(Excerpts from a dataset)
##############################

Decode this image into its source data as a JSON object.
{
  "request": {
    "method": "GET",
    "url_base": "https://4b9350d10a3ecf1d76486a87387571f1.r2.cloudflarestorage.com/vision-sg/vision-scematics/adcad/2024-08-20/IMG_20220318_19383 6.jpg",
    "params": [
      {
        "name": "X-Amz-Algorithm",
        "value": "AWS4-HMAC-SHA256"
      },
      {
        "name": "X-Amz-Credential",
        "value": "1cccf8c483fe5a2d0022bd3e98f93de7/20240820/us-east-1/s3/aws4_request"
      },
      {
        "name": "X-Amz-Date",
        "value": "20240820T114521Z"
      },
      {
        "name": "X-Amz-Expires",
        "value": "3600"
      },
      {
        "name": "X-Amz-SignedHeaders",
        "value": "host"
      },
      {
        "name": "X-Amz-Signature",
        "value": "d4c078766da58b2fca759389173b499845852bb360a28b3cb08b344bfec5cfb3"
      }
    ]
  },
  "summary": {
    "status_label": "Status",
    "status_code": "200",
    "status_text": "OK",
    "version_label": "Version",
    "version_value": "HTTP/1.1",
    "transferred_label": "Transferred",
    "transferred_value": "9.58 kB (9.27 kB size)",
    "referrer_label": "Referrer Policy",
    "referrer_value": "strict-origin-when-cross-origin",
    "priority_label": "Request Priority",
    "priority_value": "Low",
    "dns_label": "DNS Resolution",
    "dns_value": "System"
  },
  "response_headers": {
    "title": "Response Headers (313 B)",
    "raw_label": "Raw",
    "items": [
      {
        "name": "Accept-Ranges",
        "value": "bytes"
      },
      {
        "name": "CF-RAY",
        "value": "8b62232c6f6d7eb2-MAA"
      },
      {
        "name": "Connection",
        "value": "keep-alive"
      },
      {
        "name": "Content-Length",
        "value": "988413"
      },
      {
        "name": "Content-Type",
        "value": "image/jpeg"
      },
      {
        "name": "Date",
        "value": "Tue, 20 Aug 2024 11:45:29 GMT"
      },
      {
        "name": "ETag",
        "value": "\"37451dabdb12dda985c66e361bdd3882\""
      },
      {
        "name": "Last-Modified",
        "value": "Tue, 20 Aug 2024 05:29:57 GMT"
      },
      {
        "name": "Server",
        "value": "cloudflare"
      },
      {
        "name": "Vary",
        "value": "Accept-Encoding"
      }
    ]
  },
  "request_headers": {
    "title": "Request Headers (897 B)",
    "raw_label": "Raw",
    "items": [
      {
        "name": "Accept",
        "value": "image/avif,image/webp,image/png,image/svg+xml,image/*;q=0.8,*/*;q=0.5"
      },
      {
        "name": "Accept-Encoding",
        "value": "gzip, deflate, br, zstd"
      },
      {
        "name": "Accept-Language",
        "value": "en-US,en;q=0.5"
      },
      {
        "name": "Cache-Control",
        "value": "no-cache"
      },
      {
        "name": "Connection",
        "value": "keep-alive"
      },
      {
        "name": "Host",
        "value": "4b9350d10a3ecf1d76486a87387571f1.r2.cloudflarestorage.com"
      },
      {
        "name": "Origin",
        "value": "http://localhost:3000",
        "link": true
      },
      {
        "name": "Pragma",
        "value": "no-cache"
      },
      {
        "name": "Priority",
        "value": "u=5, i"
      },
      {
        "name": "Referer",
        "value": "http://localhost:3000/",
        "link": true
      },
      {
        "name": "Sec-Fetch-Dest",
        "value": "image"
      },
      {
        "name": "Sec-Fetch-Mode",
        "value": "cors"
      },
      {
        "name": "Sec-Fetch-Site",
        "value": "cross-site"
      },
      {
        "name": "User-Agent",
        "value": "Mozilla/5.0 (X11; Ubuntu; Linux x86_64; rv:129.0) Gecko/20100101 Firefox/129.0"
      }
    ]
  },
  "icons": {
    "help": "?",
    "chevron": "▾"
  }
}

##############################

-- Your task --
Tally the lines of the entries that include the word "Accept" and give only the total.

-- Task answer --
5